Ban stresses UN’s impact in past 70 years, urges States to recommit to collective security, rights
Security Council holds meeting on the maintenance of international peace and security. UN Photo/Devra Berkowitz
23 February 2015 – In a Security Council meeting today in which Member States reaffirmed their commitment to the United Nations Charter, the Secretary-General said the UN was an Organization with major achievements to its credit, multiple crises on its agenda, and tremendous opportunities ahead.
“The United Nations was founded to prevent another world war, and it has succeeded in that,” said Ban Ki-moon. “Despite the recurrence of genocide and repeated outbreaks of armed conflict, the past seven decades would surely have been even bloodier without the United Nations.”
As well as making a major contribution to peace and security, the UN was directly involved in helping people to live longer, healthier lives, in empowering women, in advancing international law and democratic governance and improving collective well-being.
Mr. Ban described how the world had “starkly” changed since the Charter was drafted and how those changes were reflected within the UN, with four times as many Member States and new items, such as climate change, on the international agenda.
Despite those changes, the aspirations contained within the Charter remained “valid, valuable and vital”, especially the commitment to prevention of armed conflict through the peaceful settlement of disputes and the protection of human rights.
“The Charter is a living document, not a detailed roadmap,” he explained. “It is our compass, enshrining principles that have stood the test of time.”
Despite that flexibility, he noted that UN Member States needed to fortify a sense of unity on the meaning of the term ‘collective security’, which he stressed was the core purpose of the Organization.
“We no longer have a full meeting of minds,” he observed. “We need to reflect on what has changed.”
States were also falling short in their personal responsibility to prevent conflict, something about which the Charter was very clear, and he stressed that the collective work of the UN was based on consent and respect for the sovereign equality of all members.
UN human rights action often caused concern among Member States because of fears such action could harm national sovereignty, he said, stressing that in fact, early action to prevent conflict and protect human rights helps to strengthen sovereignty, rather than challenge or restrict it, and that serious violations of human rights that weaken sovereignty.
“In today’s world, the less sovereignty is viewed as a wall or a shield, the better our prospects will be for protecting people and solving our shared problems,” he said, stressing that the goal of UN human rights action is to support government officials, parliamentarians, civil servants, judges and others who lead national institutions that are essential to sovereignty.
Human rights abuses also killed and displaced people, divided communities, undermined economies and destroyed cultural heritage and he called for “a conceptual shift” in international understanding of UN human rights action in order to transform the Security Council’s role in peace and security.
“We must ask whether, for example, earlier efforts to address human rights violations and political grievances in Syria could have kept the situation from escalating so horrendously,” he said. “We must be willing to act before situations deteriorate.
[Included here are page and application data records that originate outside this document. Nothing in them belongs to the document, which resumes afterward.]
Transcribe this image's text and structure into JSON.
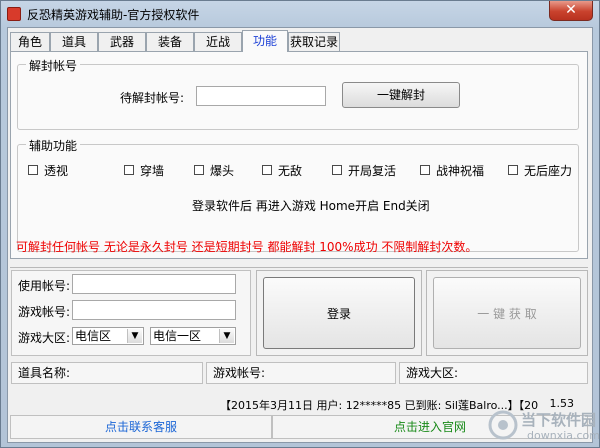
{
  "window": {
    "title": "反恐精英游戏辅助-官方授权软件",
    "close_glyph": "✕"
  },
  "tabs": [
    "角色",
    "道具",
    "武器",
    "装备",
    "近战",
    "功能",
    "获取记录"
  ],
  "unseal": {
    "legend": "解封帐号",
    "account_label": "待解封帐号:",
    "account_value": "",
    "button": "一键解封"
  },
  "assist": {
    "legend": "辅助功能",
    "options": [
      "透视",
      "穿墙",
      "爆头",
      "无敌",
      "开局复活",
      "战神祝福",
      "无后座力"
    ],
    "hint": "登录软件后 再进入游戏  Home开启  End关闭"
  },
  "notice": "可解封任何帐号 无论是永久封号 还是短期封号 都能解封 100%成功 不限制解封次数。",
  "login": {
    "use_account_label": "使用帐号:",
    "game_account_label": "游戏帐号:",
    "region_label": "游戏大区:",
    "region_primary": "电信区",
    "region_secondary": "电信一区",
    "login_button": "登录",
    "fetch_button": "一 键 获 取"
  },
  "info": {
    "item_name_label": "道具名称:",
    "game_account_label": "游戏帐号:",
    "game_region_label": "游戏大区:"
  },
  "status": {
    "text": "【2015年3月11日  用户: 12*****85  已到账: Sil莲Balro...】【20",
    "version": "1.53"
  },
  "footer": {
    "contact": "点击联系客服",
    "official": "点击进入官网"
  },
  "watermark": {
    "text": "当下软件园",
    "domain": "downxia.com"
  },
  "colors": {
    "tab_active": "#1b3fd6",
    "notice": "#e00000",
    "footer_link": "#1b66d6",
    "footer_link2": "#188a18"
  }
}
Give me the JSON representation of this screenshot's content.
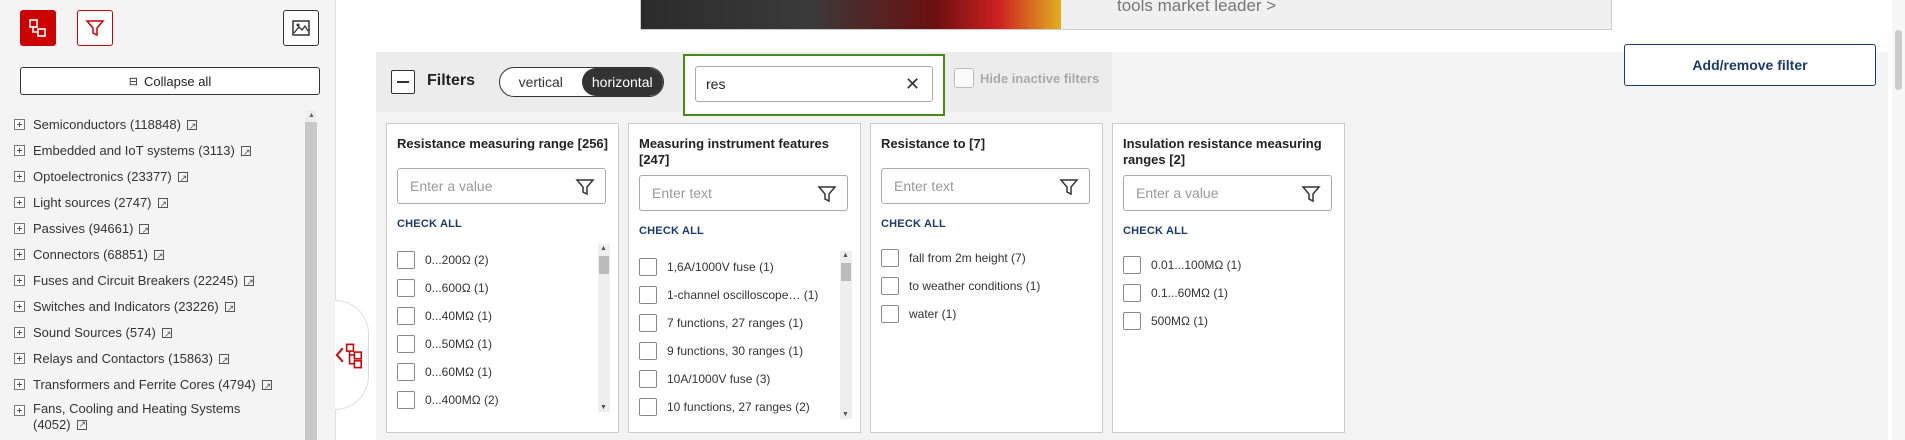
{
  "sidebar": {
    "collapse_all": "Collapse all",
    "categories": [
      {
        "label": "Semiconductors (118848)"
      },
      {
        "label": "Embedded and IoT systems (3113)"
      },
      {
        "label": "Optoelectronics (23377)"
      },
      {
        "label": "Light sources (2747)"
      },
      {
        "label": "Passives (94661)"
      },
      {
        "label": "Connectors (68851)"
      },
      {
        "label": "Fuses and Circuit Breakers (22245)"
      },
      {
        "label": "Switches and Indicators (23226)"
      },
      {
        "label": "Sound Sources (574)"
      },
      {
        "label": "Relays and Contactors (15863)"
      },
      {
        "label": "Transformers and Ferrite Cores (4794)"
      },
      {
        "label": "Fans, Cooling and Heating Systems (4052)"
      }
    ]
  },
  "banner": {
    "text": "tools market leader >"
  },
  "filters": {
    "title": "Filters",
    "view_options": [
      "vertical",
      "horizontal"
    ],
    "active_view": "horizontal",
    "search_value": "res",
    "clear_symbol": "✕",
    "hide_inactive": "Hide inactive filters",
    "add_remove": "Add/remove filter",
    "check_all": "CHECK ALL"
  },
  "cards": [
    {
      "title": "Resistance measuring range [256]",
      "placeholder": "Enter a value",
      "options": [
        "0...200Ω (2)",
        "0...600Ω (1)",
        "0...40MΩ (1)",
        "0...50MΩ (1)",
        "0...60MΩ (1)",
        "0...400MΩ (2)"
      ]
    },
    {
      "title": "Measuring instrument features [247]",
      "placeholder": "Enter text",
      "options": [
        "1,6A/1000V fuse (1)",
        "1-channel oscilloscope… (1)",
        "7 functions, 27 ranges (1)",
        "9 functions, 30 ranges (1)",
        "10A/1000V fuse (3)",
        "10 functions, 27 ranges (2)"
      ]
    },
    {
      "title": "Resistance to [7]",
      "placeholder": "Enter text",
      "options": [
        "fall from 2m height (7)",
        "to weather conditions (1)",
        "water (1)"
      ]
    },
    {
      "title": "Insulation resistance measuring ranges [2]",
      "placeholder": "Enter a value",
      "options": [
        "0.01...100MΩ (1)",
        "0.1...60MΩ (1)",
        "500MΩ (1)"
      ]
    }
  ],
  "colors": {
    "brand_red": "#cc0000",
    "active_green": "#4a8a1a",
    "link_blue": "#1a3a6a"
  },
  "icons": [
    "sidebar-tree-icon",
    "filter-icon",
    "image-icon",
    "collapse-icon",
    "external-link-icon",
    "funnel-icon",
    "tree-collapse-icon"
  ]
}
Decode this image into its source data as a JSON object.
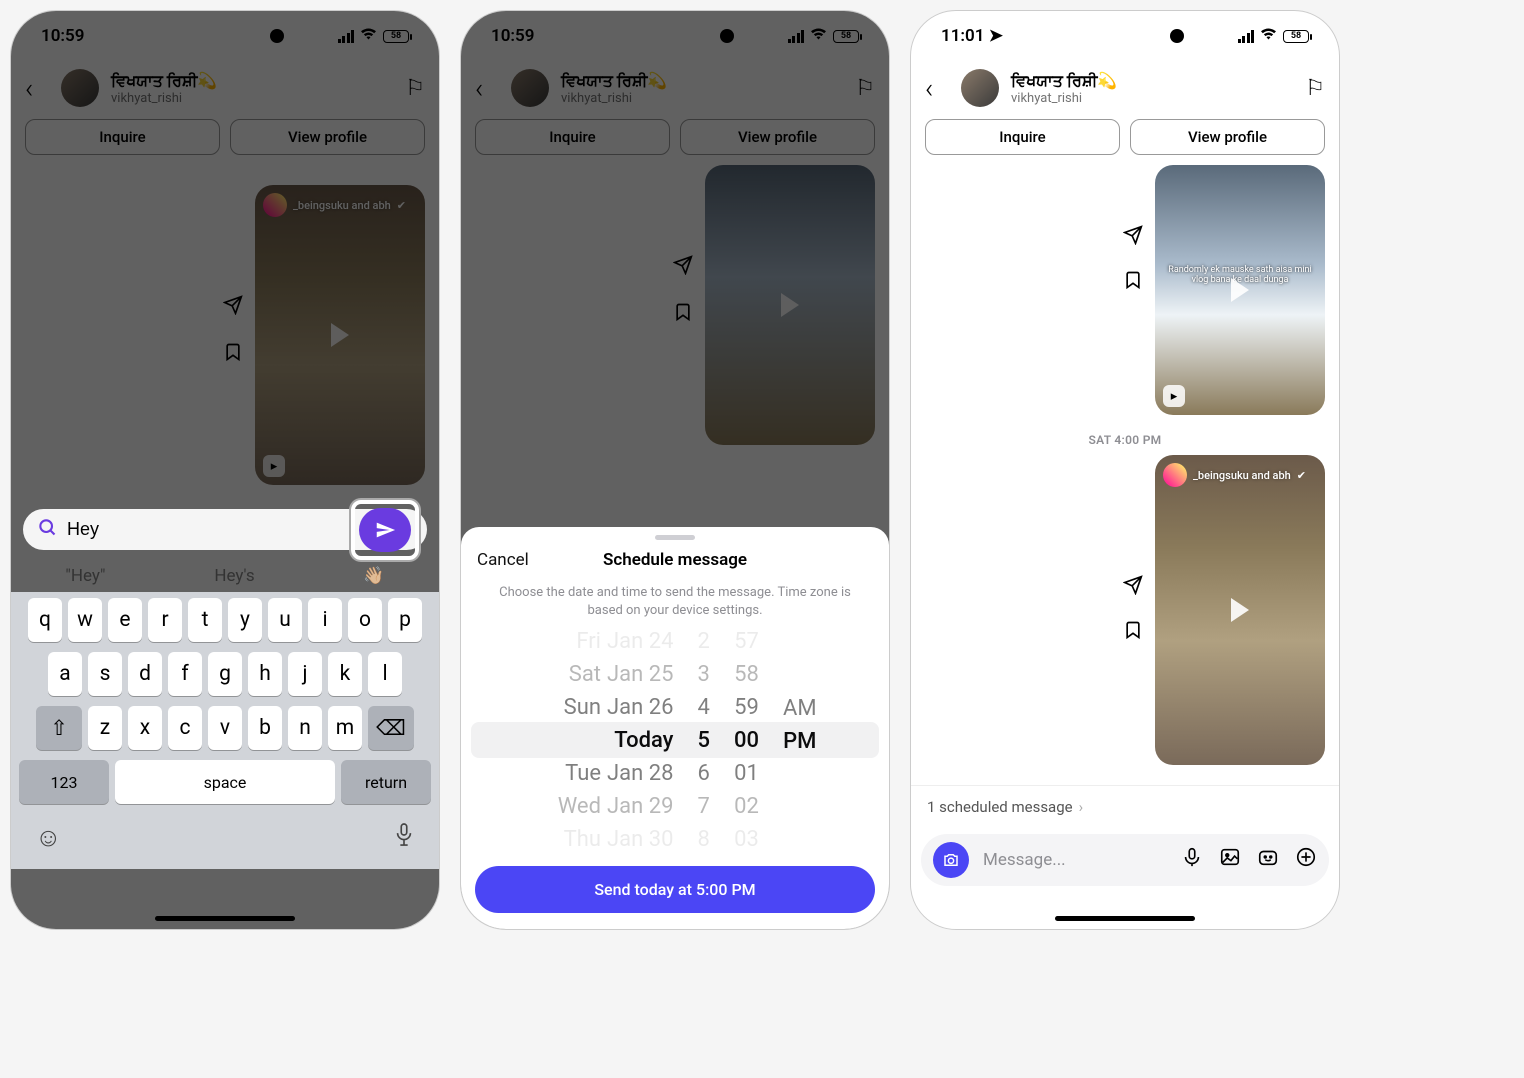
{
  "status": {
    "time_a": "10:59",
    "time_b": "10:59",
    "time_c": "11:01",
    "battery": "58"
  },
  "contact": {
    "display_name": "ਵਿਖਯਾਤ ਰਿਸ਼ੀ",
    "emoji": "💫",
    "username": "vikhyat_rishi"
  },
  "actions": {
    "inquire": "Inquire",
    "view_profile": "View profile"
  },
  "screen_a": {
    "reel_user": "_beingsuku and abh",
    "input_value": "Hey",
    "suggestions": [
      "\"Hey\"",
      "Hey's",
      "👋🏼"
    ]
  },
  "keyboard": {
    "row1": [
      "q",
      "w",
      "e",
      "r",
      "t",
      "y",
      "u",
      "i",
      "o",
      "p"
    ],
    "row2": [
      "a",
      "s",
      "d",
      "f",
      "g",
      "h",
      "j",
      "k",
      "l"
    ],
    "row3": [
      "z",
      "x",
      "c",
      "v",
      "b",
      "n",
      "m"
    ],
    "num": "123",
    "space": "space",
    "ret": "return"
  },
  "sheet": {
    "cancel": "Cancel",
    "title": "Schedule message",
    "desc": "Choose the date and time to send the message. Time zone is based on your device settings.",
    "dates_above": [
      {
        "dow": "Fri",
        "md": "Jan 24"
      },
      {
        "dow": "Sat",
        "md": "Jan 25"
      },
      {
        "dow": "Sun",
        "md": "Jan 26"
      }
    ],
    "date_sel": "Today",
    "dates_below": [
      {
        "dow": "Tue",
        "md": "Jan 28"
      },
      {
        "dow": "Wed",
        "md": "Jan 29"
      },
      {
        "dow": "Thu",
        "md": "Jan 30"
      }
    ],
    "hours": [
      "2",
      "3",
      "4",
      "5",
      "6",
      "7",
      "8"
    ],
    "mins": [
      "57",
      "58",
      "59",
      "00",
      "01",
      "02",
      "03"
    ],
    "ampm_above": "AM",
    "ampm_sel": "PM",
    "button": "Send today at 5:00 PM"
  },
  "screen_c": {
    "reel1_caption": "Randomly ek mauske sath aisa mini vlog bana ke daal dunga",
    "timestamp": "SAT 4:00 PM",
    "reel2_user": "_beingsuku and abh",
    "sched_bar": "1 scheduled message",
    "placeholder": "Message..."
  }
}
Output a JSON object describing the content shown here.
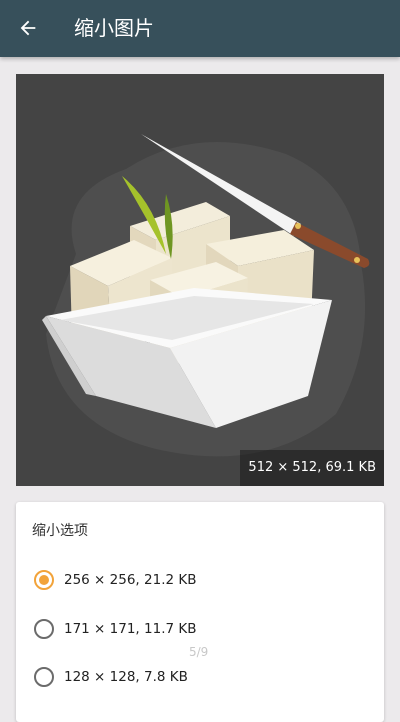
{
  "appbar": {
    "title": "缩小图片",
    "back_icon": "arrow-back-icon"
  },
  "preview": {
    "image": "tofu-bowl-knife-illustration",
    "size_label": "512 × 512,  69.1 KB"
  },
  "options": {
    "title": "缩小选项",
    "items": [
      {
        "label": "256 × 256,  21.2 KB",
        "selected": true
      },
      {
        "label": "171 × 171,  11.7 KB",
        "selected": false
      },
      {
        "label": "128 × 128,  7.8 KB",
        "selected": false
      }
    ]
  },
  "page_indicator": "5/9",
  "colors": {
    "appbar": "#37505b",
    "accent": "#f2a33a",
    "preview_bg": "#444444"
  }
}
This is both a moral responsibility and critical for the maintenance of international peace and security. We cannot afford to be indifferent.”
Noting that the distinctions between national and international were beginning to disappear, Mr. Ban cited commerce, communication, public health and climate change as areas of transnational concern. Terrorism and extremism were also serious issues and he highlighted the need to respond decisively, and to combat extremism without multiplying the problem and with full respect for human rights.
On many other such issues of international concern, the UN’s 70th anniversary should serve as a chance to seriously reflect on States’ common enterprise and to take transformative action on issues including sustainable development and climate change.
“Let us reaffirm our commitment to each other in the great cause of living together with dignity and peace for all,” he concluded.